10. Health insurers make a fine distinction between "emergency" and "urgent" care.

Your health insurance policy probably contains a clause stating you will not be billed for emergency room services if those services are eligible under "The Prudent Layperson Standard" for emergency room visits. These visits have been defined as medical, maternity, or psychiatric emergencies that would lead a "prudent layperson" (an average person) to believe that a serious medical condition exists or the absence of immediate medical attention would result in a threat to the person's life, limb, or sight. This includes situations where an individual is in severe pain.

But in some health plans, conditions such as a broken hip are not classified as conditions that require emergency care. They are classified as "urgent" conditions and you must call your primary care physician to get authorization to visit the emergency room.

"The devil is in the details," says Robert D. Finney, a former manager for health-care cost containment at the Hewlett-Packard Co. and author of HMO Hardball, a consumer self-help book. "HMOs hide the details in incomprehensible self-serving contracts written by HMO lawyers to take advantage of sick and disabled patients."

11. Health insurers don't want you to know how they come up with their prices.

Would you shop at a grocery store where none of the merchandise had price labels? Of course not, but many health insurers use a pricing practice known as "UCR," which stands for "usual, customary, and reasonable," to determine how much of a claim they will pay. As the name says, these charges are supposedly the "going rate" health care providers in your area charge.

But a consumer can't get UCR prices to dispute a claim payment or to compare plans. Even court orders have done little to force insurers to supply the formulas that they say they use to devise UCR rates, claiming it's proprietary (or secret) business information.

"Publishing this type of information would lead to providers gaming the system to raise fees, thus eliminating any competitive market forces that may influence providers' fees," according to the HIAA. "This would result in even higher costs for health care services."

12. Health insurers don't want you to take your grievance outside the health plan.

Every health plan has an internal grievance process, but insiders say many are reluctant to let you know that many states have also implemented laws governing external appeals that in certain cases give you the right to a review by an independent board of qualified experts. If the appeal is determined in your favor, your insurance company cannot deny your claim.

Additionally, insiders say few health insurers let you know that if you file a grievance with your state insurance department, insurance regulators are bound by law to investigate all consumer complaints that fall under their jurisdiction. Insurers do not want you to file a complaint with the United States Department of Labor, the agency that oversees health plans that are governed by ERISA, the Employee Retirement Income Security Act. ERISA governs self-insured health plans, meaning the employer assumes the risk for plan members.
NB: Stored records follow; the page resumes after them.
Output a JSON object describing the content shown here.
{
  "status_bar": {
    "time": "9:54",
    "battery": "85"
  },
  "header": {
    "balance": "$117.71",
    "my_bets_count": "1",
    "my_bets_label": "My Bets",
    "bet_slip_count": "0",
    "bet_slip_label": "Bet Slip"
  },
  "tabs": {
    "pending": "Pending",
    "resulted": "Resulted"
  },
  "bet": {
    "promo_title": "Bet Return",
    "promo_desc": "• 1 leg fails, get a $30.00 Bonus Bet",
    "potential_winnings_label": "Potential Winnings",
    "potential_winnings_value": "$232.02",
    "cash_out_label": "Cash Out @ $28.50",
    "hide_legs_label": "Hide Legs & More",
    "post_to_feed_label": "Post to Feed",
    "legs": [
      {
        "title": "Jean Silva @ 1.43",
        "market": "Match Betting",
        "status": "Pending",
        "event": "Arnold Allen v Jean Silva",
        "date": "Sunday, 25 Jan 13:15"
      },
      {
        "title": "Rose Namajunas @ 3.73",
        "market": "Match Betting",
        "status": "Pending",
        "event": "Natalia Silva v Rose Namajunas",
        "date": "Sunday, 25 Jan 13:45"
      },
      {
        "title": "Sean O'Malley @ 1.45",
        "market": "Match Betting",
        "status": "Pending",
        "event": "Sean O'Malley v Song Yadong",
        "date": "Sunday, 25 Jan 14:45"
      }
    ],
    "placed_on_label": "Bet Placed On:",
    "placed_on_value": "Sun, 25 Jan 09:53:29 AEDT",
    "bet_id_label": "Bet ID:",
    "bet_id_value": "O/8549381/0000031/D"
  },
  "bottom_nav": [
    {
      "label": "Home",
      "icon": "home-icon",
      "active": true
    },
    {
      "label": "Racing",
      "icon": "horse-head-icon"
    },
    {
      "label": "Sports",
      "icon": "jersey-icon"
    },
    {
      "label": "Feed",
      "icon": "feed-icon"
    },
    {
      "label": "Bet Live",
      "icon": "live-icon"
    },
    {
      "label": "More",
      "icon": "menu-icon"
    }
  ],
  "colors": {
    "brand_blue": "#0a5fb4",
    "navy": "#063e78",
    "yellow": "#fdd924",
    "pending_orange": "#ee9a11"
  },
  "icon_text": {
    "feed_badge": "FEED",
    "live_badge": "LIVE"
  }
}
According to the HIAA, the insurance industry voluntarily developed the external review process (subjecting claims determinations made by a health plan to review by external experts) in an effort to address the concerns of health plans, consumers, and doctors regarding the appropriateness of experimental and investigational procedures.

13. Health insurers don't want you to know that some of their practices violate laws.

Although 46 states have prompt-pay laws, insurers still violate them flagrantly enough to set off lawsuits and insurance department investigations that often lead to fines. The majority of these are settled quietly. And then the cycle begins again.

Insiders say what health insurers really fear are the massive class action lawsuits that ask the courts to force the insurers to repay all the money they have gained from these practices.

HIAA says lawsuits threaten access to health care. "Lawsuits only serve to drive up the cost of health insurance by channeling scarce health care dollars into the pockets of trial lawyers and away from patient care."

Last updated June 11, 2004